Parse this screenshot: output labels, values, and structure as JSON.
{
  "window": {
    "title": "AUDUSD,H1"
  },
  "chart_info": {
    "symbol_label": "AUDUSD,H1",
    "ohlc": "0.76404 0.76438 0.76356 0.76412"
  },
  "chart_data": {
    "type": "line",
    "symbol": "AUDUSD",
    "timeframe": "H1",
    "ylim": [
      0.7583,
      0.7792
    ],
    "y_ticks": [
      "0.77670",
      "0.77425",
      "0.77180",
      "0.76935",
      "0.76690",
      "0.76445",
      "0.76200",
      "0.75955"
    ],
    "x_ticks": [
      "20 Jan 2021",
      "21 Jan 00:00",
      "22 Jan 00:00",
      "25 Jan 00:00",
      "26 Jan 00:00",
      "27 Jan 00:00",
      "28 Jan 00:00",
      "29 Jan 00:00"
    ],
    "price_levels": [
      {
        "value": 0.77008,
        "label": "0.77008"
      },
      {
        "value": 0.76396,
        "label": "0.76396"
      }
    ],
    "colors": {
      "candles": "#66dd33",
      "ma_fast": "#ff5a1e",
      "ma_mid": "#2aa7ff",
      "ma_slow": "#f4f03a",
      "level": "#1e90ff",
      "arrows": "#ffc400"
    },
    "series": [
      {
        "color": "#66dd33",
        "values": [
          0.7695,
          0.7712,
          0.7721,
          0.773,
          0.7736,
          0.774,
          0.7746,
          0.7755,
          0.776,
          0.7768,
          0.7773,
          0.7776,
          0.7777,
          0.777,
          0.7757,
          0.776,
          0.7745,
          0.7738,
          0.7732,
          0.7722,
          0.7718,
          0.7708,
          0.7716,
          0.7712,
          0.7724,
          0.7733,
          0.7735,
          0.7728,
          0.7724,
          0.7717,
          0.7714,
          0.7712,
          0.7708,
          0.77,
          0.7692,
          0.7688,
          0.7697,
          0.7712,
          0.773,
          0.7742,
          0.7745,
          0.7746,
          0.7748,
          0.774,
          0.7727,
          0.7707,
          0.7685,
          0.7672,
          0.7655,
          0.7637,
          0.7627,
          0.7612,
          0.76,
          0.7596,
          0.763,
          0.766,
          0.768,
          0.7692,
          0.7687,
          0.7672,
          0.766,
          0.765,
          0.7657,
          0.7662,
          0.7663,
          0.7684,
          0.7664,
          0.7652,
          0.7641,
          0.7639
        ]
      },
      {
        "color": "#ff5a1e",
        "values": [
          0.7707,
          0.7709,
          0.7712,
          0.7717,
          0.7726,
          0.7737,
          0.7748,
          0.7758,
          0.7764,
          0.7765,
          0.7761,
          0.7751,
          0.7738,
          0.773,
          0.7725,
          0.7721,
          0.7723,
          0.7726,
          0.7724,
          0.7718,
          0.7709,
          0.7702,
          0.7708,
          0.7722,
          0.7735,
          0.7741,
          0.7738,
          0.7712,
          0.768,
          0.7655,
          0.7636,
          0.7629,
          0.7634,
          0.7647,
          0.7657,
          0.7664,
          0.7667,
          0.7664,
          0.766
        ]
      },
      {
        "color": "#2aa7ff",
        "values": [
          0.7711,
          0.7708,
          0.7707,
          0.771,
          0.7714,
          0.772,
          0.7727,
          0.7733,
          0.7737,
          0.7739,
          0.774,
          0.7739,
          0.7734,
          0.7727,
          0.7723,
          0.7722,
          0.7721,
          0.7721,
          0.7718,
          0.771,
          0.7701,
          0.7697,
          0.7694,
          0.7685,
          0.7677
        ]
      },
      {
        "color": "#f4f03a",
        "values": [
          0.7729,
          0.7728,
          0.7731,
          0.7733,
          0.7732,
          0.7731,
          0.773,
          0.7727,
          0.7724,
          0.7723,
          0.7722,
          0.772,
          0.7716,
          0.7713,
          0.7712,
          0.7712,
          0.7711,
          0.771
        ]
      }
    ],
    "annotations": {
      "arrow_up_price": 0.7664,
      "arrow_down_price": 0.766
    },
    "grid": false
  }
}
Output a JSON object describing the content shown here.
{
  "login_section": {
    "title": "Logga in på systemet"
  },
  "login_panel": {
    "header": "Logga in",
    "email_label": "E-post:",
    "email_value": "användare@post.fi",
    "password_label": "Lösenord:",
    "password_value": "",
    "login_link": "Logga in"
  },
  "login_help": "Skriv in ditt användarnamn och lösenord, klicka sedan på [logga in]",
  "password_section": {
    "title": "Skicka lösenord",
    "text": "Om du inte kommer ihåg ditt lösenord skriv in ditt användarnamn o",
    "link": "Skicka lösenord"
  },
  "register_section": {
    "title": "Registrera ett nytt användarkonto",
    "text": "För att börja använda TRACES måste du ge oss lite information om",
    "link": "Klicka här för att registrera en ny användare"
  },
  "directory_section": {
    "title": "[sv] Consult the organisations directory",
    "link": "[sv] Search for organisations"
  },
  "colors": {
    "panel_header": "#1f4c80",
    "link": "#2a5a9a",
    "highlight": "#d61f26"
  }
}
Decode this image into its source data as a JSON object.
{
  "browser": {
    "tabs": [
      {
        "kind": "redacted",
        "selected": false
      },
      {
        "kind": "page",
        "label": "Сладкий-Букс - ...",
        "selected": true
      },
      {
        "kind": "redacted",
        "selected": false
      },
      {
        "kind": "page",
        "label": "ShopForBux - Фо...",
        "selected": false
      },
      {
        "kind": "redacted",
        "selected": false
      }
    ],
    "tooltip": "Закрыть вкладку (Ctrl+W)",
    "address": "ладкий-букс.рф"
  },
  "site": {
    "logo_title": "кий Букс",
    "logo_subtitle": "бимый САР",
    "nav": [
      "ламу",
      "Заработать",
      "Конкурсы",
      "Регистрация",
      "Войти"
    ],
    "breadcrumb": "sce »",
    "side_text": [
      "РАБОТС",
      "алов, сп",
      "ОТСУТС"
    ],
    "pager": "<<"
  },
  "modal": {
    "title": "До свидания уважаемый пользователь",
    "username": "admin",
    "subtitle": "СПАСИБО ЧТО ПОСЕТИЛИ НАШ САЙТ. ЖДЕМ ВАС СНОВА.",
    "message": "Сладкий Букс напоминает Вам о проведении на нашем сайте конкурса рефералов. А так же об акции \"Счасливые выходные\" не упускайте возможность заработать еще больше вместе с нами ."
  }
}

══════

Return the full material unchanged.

Parse this screenshot: output labels, values, and structure as JSON.
{
  "window": {
    "title": "AUDUSD,H1"
  },
  "chart_info": {
    "symbol_label": "AUDUSD,H1",
    "ohlc": "0.76404 0.76438 0.76356 0.76412"
  },
  "chart_data": {
    "type": "line",
    "symbol": "AUDUSD",
    "timeframe": "H1",
    "ylim": [
      0.7583,
      0.7792
    ],
    "y_ticks": [
      "0.77670",
      "0.77425",
      "0.77180",
      "0.76935",
      "0.76690",
      "0.76445",
      "0.76200",
      "0.75955"
    ],
    "x_ticks": [
      "20 Jan 2021",
      "21 Jan 00:00",
      "22 Jan 00:00",
      "25 Jan 00:00",
      "26 Jan 00:00",
      "27 Jan 00:00",
      "28 Jan 00:00",
      "29 Jan 00:00"
    ],
    "price_levels": [
      {
        "value": 0.77008,
        "label": "0.77008"
      },
      {
        "value": 0.76396,
        "label": "0.76396"
      }
    ],
    "colors": {
      "candles": "#66dd33",
      "ma_fast": "#ff5a1e",
      "ma_mid": "#2aa7ff",
      "ma_slow": "#f4f03a",
      "level": "#1e90ff",
      "arrows": "#ffc400"
    },
    "series": [
      {
        "color": "#66dd33",
        "values": [
          0.7695,
          0.7712,
          0.7721,
          0.773,
          0.7736,
          0.774,
          0.7746,
          0.7755,
          0.776,
          0.7768,
          0.7773,
          0.7776,
          0.7777,
          0.777,
          0.7757,
          0.776,
          0.7745,
          0.7738,
          0.7732,
          0.7722,
          0.7718,
          0.7708,
          0.7716,
          0.7712,
          0.7724,
          0.7733,
          0.7735,
          0.7728,
          0.7724,
          0.7717,
          0.7714,
          0.7712,
          0.7708,
          0.77,
          0.7692,
          0.7688,
          0.7697,
          0.7712,
          0.773,
          0.7742,
          0.7745,
          0.7746,
          0.7748,
          0.774,
          0.7727,
          0.7707,
          0.7685,
          0.7672,
          0.7655,
          0.7637,
          0.7627,
          0.7612,
          0.76,
          0.7596,
          0.763,
          0.766,
          0.768,
          0.7692,
          0.7687,
          0.7672,
          0.766,
          0.765,
          0.7657,
          0.7662,
          0.7663,
          0.7684,
          0.7664,
          0.7652,
          0.7641,
          0.7639
        ]
      },
      {
        "color": "#ff5a1e",
        "values": [
          0.7707,
          0.7709,
          0.7712,
          0.7717,
          0.7726,
          0.7737,
          0.7748,
          0.7758,
          0.7764,
          0.7765,
          0.7761,
          0.7751,
          0.7738,
          0.773,
          0.7725,
          0.7721,
          0.7723,
          0.7726,
          0.7724,
          0.7718,
          0.7709,
          0.7702,
          0.7708,
          0.7722,
          0.7735,
          0.7741,
          0.7738,
          0.7712,
          0.768,
          0.7655,
          0.7636,
          0.7629,
          0.7634,
          0.7647,
          0.7657,
          0.7664,
          0.7667,
          0.7664,
          0.766
        ]
      },
      {
        "color": "#2aa7ff",
        "values": [
          0.7711,
          0.7708,
          0.7707,
          0.771,
          0.7714,
          0.772,
          0.7727,
          0.7733,
          0.7737,
          0.7739,
          0.774,
          0.7739,
          0.7734,
          0.7727,
          0.7723,
          0.7722,
          0.7721,
          0.7721,
          0.7718,
          0.771,
          0.7701,
          0.7697,
          0.7694,
          0.7685,
          0.7677
        ]
      },
      {
        "color": "#f4f03a",
        "values": [
          0.7729,
          0.7728,
          0.7731,
          0.7733,
          0.7732,
          0.7731,
          0.773,
          0.7727,
          0.7724,
          0.7723,
          0.7722,
          0.772,
          0.7716,
          0.7713,
          0.7712,
          0.7712,
          0.7711,
          0.771
        ]
      }
    ],
    "annotations": {
      "arrow_up_price": 0.7664,
      "arrow_down_price": 0.766
    },
    "grid": false
  }
}
Output a JSON object describing the content shown here.
{
  "login_section": {
    "title": "Logga in på systemet"
  },
  "login_panel": {
    "header": "Logga in",
    "email_label": "E-post:",
    "email_value": "användare@post.fi",
    "password_label": "Lösenord:",
    "password_value": "",
    "login_link": "Logga in"
  },
  "login_help": "Skriv in ditt användarnamn och lösenord, klicka sedan på [logga in]",
  "password_section": {
    "title": "Skicka lösenord",
    "text": "Om du inte kommer ihåg ditt lösenord skriv in ditt användarnamn o",
    "link": "Skicka lösenord"
  },
  "register_section": {
    "title": "Registrera ett nytt användarkonto",
    "text": "För att börja använda TRACES måste du ge oss lite information om",
    "link": "Klicka här för att registrera en ny användare"
  },
  "directory_section": {
    "title": "[sv] Consult the organisations directory",
    "link": "[sv] Search for organisations"
  },
  "colors": {
    "panel_header": "#1f4c80",
    "link": "#2a5a9a",
    "highlight": "#d61f26"
  }
}
Decode this image into its source data as a JSON object.
{
  "browser": {
    "tabs": [
      {
        "kind": "redacted",
        "selected": false
      },
      {
        "kind": "page",
        "label": "Сладкий-Букс - ...",
        "selected": true
      },
      {
        "kind": "redacted",
        "selected": false
      },
      {
        "kind": "page",
        "label": "ShopForBux - Фо...",
        "selected": false
      },
      {
        "kind": "redacted",
        "selected": false
      }
    ],
    "tooltip": "Закрыть вкладку (Ctrl+W)",
    "address": "ладкий-букс.рф"
  },
  "site": {
    "logo_title": "кий Букс",
    "logo_subtitle": "бимый САР",
    "nav": [
      "ламу",
      "Заработать",
      "Конкурсы",
      "Регистрация",
      "Войти"
    ],
    "breadcrumb": "sce »",
    "side_text": [
      "РАБОТС",
      "алов, сп",
      "ОТСУТС"
    ],
    "pager": "<<"
  },
  "modal": {
    "title": "До свидания уважаемый пользователь",
    "username": "admin",
    "subtitle": "СПАСИБО ЧТО ПОСЕТИЛИ НАШ САЙТ. ЖДЕМ ВАС СНОВА.",
    "message": "Сладкий Букс напоминает Вам о проведении на нашем сайте конкурса рефералов. А так же об акции \"Счасливые выходные\" не упускайте возможность заработать еще больше вместе с нами ."
  }
}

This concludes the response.